• Task details: Exact duplicates of all the records are needed.

[Stored items]
/---

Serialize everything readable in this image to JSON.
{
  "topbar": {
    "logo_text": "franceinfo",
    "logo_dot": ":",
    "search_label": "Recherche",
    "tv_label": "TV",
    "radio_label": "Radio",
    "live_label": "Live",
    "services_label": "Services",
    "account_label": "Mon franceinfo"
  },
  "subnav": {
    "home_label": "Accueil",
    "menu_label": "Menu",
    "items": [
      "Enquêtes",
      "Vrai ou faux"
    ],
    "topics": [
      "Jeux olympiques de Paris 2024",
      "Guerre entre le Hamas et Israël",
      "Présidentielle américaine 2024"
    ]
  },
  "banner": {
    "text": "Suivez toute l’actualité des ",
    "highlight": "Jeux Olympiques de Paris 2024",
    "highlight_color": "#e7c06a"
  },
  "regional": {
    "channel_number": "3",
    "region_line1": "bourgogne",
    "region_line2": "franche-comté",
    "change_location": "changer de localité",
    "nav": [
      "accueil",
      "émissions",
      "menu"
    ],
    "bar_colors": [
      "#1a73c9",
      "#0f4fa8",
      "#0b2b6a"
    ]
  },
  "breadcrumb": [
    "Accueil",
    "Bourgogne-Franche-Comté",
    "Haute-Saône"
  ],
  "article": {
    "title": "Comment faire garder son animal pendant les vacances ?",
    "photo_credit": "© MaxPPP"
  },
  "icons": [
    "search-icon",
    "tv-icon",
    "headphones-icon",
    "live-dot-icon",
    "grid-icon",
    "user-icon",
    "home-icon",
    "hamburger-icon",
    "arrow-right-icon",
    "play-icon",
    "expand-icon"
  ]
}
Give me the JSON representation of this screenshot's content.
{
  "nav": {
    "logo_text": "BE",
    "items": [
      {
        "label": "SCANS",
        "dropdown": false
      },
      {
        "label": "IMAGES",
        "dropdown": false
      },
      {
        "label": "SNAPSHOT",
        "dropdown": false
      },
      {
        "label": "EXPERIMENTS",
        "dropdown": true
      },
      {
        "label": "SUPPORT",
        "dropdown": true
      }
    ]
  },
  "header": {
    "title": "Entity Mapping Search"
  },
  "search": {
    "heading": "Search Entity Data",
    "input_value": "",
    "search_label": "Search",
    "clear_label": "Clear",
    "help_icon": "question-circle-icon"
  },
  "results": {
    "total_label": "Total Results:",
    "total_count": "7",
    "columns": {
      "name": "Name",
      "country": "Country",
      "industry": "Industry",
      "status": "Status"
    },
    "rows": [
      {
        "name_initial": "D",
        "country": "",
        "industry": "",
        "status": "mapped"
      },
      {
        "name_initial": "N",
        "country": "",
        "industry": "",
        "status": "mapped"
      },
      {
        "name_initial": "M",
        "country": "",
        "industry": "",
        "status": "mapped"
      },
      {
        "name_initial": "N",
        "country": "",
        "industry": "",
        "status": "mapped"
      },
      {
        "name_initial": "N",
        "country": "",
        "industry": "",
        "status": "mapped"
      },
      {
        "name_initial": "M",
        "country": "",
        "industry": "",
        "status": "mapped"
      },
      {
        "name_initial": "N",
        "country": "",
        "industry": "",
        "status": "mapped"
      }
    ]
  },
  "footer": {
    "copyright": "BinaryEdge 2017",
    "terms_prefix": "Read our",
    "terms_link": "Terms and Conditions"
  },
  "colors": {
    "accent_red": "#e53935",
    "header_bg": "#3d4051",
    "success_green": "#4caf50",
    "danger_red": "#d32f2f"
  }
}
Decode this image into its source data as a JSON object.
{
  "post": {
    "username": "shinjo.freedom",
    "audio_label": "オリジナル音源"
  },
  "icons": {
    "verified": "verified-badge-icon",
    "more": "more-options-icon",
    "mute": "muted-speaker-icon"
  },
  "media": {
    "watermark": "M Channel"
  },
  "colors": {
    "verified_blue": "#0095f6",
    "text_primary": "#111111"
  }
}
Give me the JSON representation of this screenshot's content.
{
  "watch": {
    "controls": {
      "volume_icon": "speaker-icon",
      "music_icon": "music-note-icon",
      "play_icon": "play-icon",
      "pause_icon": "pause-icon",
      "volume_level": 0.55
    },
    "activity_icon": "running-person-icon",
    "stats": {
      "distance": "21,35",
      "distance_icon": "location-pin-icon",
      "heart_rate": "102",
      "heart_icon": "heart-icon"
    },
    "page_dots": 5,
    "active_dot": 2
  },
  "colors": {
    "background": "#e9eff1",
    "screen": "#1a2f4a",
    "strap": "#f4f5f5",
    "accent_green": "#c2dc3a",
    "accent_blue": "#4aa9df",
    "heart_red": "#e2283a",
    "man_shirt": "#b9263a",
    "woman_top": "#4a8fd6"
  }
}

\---

• Answer to this exercise:
Serialize everything readable in this image to JSON.
{
  "topbar": {
    "logo_text": "franceinfo",
    "logo_dot": ":",
    "search_label": "Recherche",
    "tv_label": "TV",
    "radio_label": "Radio",
    "live_label": "Live",
    "services_label": "Services",
    "account_label": "Mon franceinfo"
  },
  "subnav": {
    "home_label": "Accueil",
    "menu_label": "Menu",
    "items": [
      "Enquêtes",
      "Vrai ou faux"
    ],
    "topics": [
      "Jeux olympiques de Paris 2024",
      "Guerre entre le Hamas et Israël",
      "Présidentielle américaine 2024"
    ]
  },
  "banner": {
    "text": "Suivez toute l’actualité des ",
    "highlight": "Jeux Olympiques de Paris 2024",
    "highlight_color": "#e7c06a"
  },
  "regional": {
    "channel_number": "3",
    "region_line1": "bourgogne",
    "region_line2": "franche-comté",
    "change_location": "changer de localité",
    "nav": [
      "accueil",
      "émissions",
      "menu"
    ],
    "bar_colors": [
      "#1a73c9",
      "#0f4fa8",
      "#0b2b6a"
    ]
  },
  "breadcrumb": [
    "Accueil",
    "Bourgogne-Franche-Comté",
    "Haute-Saône"
  ],
  "article": {
    "title": "Comment faire garder son animal pendant les vacances ?",
    "photo_credit": "© MaxPPP"
  },
  "icons": [
    "search-icon",
    "tv-icon",
    "headphones-icon",
    "live-dot-icon",
    "grid-icon",
    "user-icon",
    "home-icon",
    "hamburger-icon",
    "arrow-right-icon",
    "play-icon",
    "expand-icon"
  ]
}
Give me the JSON representation of this screenshot's content.
{
  "nav": {
    "logo_text": "BE",
    "items": [
      {
        "label": "SCANS",
        "dropdown": false
      },
      {
        "label": "IMAGES",
        "dropdown": false
      },
      {
        "label": "SNAPSHOT",
        "dropdown": false
      },
      {
        "label": "EXPERIMENTS",
        "dropdown": true
      },
      {
        "label": "SUPPORT",
        "dropdown": true
      }
    ]
  },
  "header": {
    "title": "Entity Mapping Search"
  },
  "search": {
    "heading": "Search Entity Data",
    "input_value": "",
    "search_label": "Search",
    "clear_label": "Clear",
    "help_icon": "question-circle-icon"
  },
  "results": {
    "total_label": "Total Results:",
    "total_count": "7",
    "columns": {
      "name": "Name",
      "country": "Country",
      "industry": "Industry",
      "status": "Status"
    },
    "rows": [
      {
        "name_initial": "D",
        "country": "",
        "industry": "",
        "status": "mapped"
      },
      {
        "name_initial": "N",
        "country": "",
        "industry": "",
        "status": "mapped"
      },
      {
        "name_initial": "M",
        "country": "",
        "industry": "",
        "status": "mapped"
      },
      {
        "name_initial": "N",
        "country": "",
        "industry": "",
        "status": "mapped"
      },
      {
        "name_initial": "N",
        "country": "",
        "industry": "",
        "status": "mapped"
      },
      {
        "name_initial": "M",
        "country": "",
        "industry": "",
        "status": "mapped"
      },
      {
        "name_initial": "N",
        "country": "",
        "industry": "",
        "status": "mapped"
      }
    ]
  },
  "footer": {
    "copyright": "BinaryEdge 2017",
    "terms_prefix": "Read our",
    "terms_link": "Terms and Conditions"
  },
  "colors": {
    "accent_red": "#e53935",
    "header_bg": "#3d4051",
    "success_green": "#4caf50",
    "danger_red": "#d32f2f"
  }
}
Decode this image into its source data as a JSON object.
{
  "post": {
    "username": "shinjo.freedom",
    "audio_label": "オリジナル音源"
  },
  "icons": {
    "verified": "verified-badge-icon",
    "more": "more-options-icon",
    "mute": "muted-speaker-icon"
  },
  "media": {
    "watermark": "M Channel"
  },
  "colors": {
    "verified_blue": "#0095f6",
    "text_primary": "#111111"
  }
}
Give me the JSON representation of this screenshot's content.
{
  "watch": {
    "controls": {
      "volume_icon": "speaker-icon",
      "music_icon": "music-note-icon",
      "play_icon": "play-icon",
      "pause_icon": "pause-icon",
      "volume_level": 0.55
    },
    "activity_icon": "running-person-icon",
    "stats": {
      "distance": "21,35",
      "distance_icon": "location-pin-icon",
      "heart_rate": "102",
      "heart_icon": "heart-icon"
    },
    "page_dots": 5,
    "active_dot": 2
  },
  "colors": {
    "background": "#e9eff1",
    "screen": "#1a2f4a",
    "strap": "#f4f5f5",
    "accent_green": "#c2dc3a",
    "accent_blue": "#4aa9df",
    "heart_red": "#e2283a",
    "man_shirt": "#b9263a",
    "woman_top": "#4a8fd6"
  }
}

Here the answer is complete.